So how have we been doing in our efforts to control light geese? According to Dr. Ray Alisauskas, a research scientist with the Canadian Wildlife Service who is analyzing survival rates of midcontinent light geese, preliminary results indicate that survival rates of adult geese have remained above the 80 percent target, despite recent increases in the total harvest of midcontinent geese. The struggle to control light geese continues.
Overpopulation of light geese isn't confined to the midcontinent. Greater snow geese in the Atlantic Flyway increased from less than 50,000 birds in the 1960s to nearly a million birds by 2003. Although these geese have yet to impact their Arctic breeding grounds, continued growth will eventually threaten the Arctic ecosystem. Lowering adult survival rates through increased harvest remains the best option.
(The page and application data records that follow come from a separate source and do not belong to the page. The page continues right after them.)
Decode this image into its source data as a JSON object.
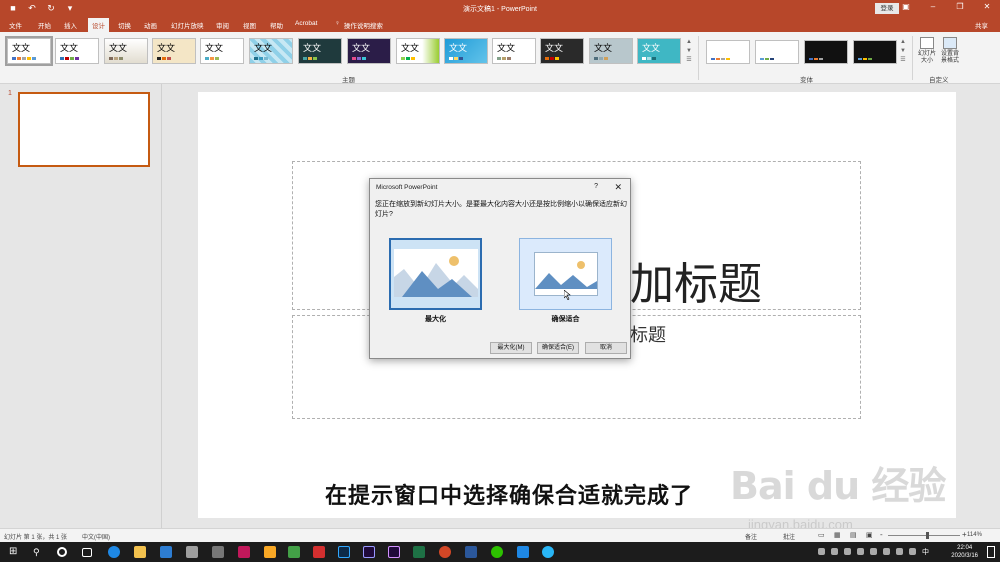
{
  "window": {
    "title": "演示文稿1  -  PowerPoint",
    "login_label": "登录",
    "quick_access": [
      "save-icon",
      "undo-icon",
      "redo-icon",
      "customize-icon"
    ]
  },
  "menu": {
    "tabs": [
      "文件",
      "开始",
      "插入",
      "设计",
      "切换",
      "动画",
      "幻灯片放映",
      "审阅",
      "视图",
      "帮助",
      "Acrobat"
    ],
    "active_tab": "设计",
    "tell_me": "操作说明搜索",
    "share": "共享"
  },
  "ribbon": {
    "themes_label": "主题",
    "variants_label": "变体",
    "customize_label": "自定义",
    "slide_size_label": "幻灯片\n大小",
    "format_bg_label": "设置背\n景格式",
    "theme_sample_text": "文文"
  },
  "thumbnails": {
    "number": "1"
  },
  "slide": {
    "title_fragment": "加标题",
    "subtitle_fragment": "标题"
  },
  "dialog": {
    "title": "Microsoft PowerPoint",
    "help": "?",
    "close": "✕",
    "message": "您正在缩放到新幻灯片大小。是要最大化内容大小还是按比例缩小以确保适应新幻灯片?",
    "option_maximize": "最大化",
    "option_ensure_fit": "确保适合",
    "btn_maximize": "最大化(M)",
    "btn_ensure_fit": "确保适合(E)",
    "btn_cancel": "取消"
  },
  "caption": "在提示窗口中选择确保合适就完成了",
  "watermark": {
    "logo": "Bai du 经验",
    "url": "jingyan.baidu.com"
  },
  "status": {
    "slide_info": "幻灯片 第 1 张，共 1 张",
    "language": "中文(中国)",
    "notes": "备注",
    "comments": "批注",
    "zoom": "114%"
  },
  "taskbar": {
    "time": "22:04",
    "date": "2020/3/16",
    "ime": "中"
  },
  "colors": {
    "accent": "#b7472a",
    "thumb_border": "#c55a11",
    "dialog_select": "#2b6cb0"
  }
}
Light goose populations elsewhere are also on the march. The western Central Flyway population has increased from 12,000 to 150,000 birds. Controlling light goose numbers may be the most significant challenge faced by waterfowl managers and hunters in the coming years. While harvests of some goose populations may have to be increased to prevent overabundant birds from damaging fragile tundra habitats, other goose populations may require harvest restrictions to help them bounce back during years when breeding success is poor. As waterfowl managers continue to learn more about the birds and refine their management strategies for different populations, the future for geese looks brighter than ever.
Dr. Mark Petrie, manager of conservation planning at DU's Pacific Northwest office, wishes to thank the many state, federal, and university biologists who provided information for this report.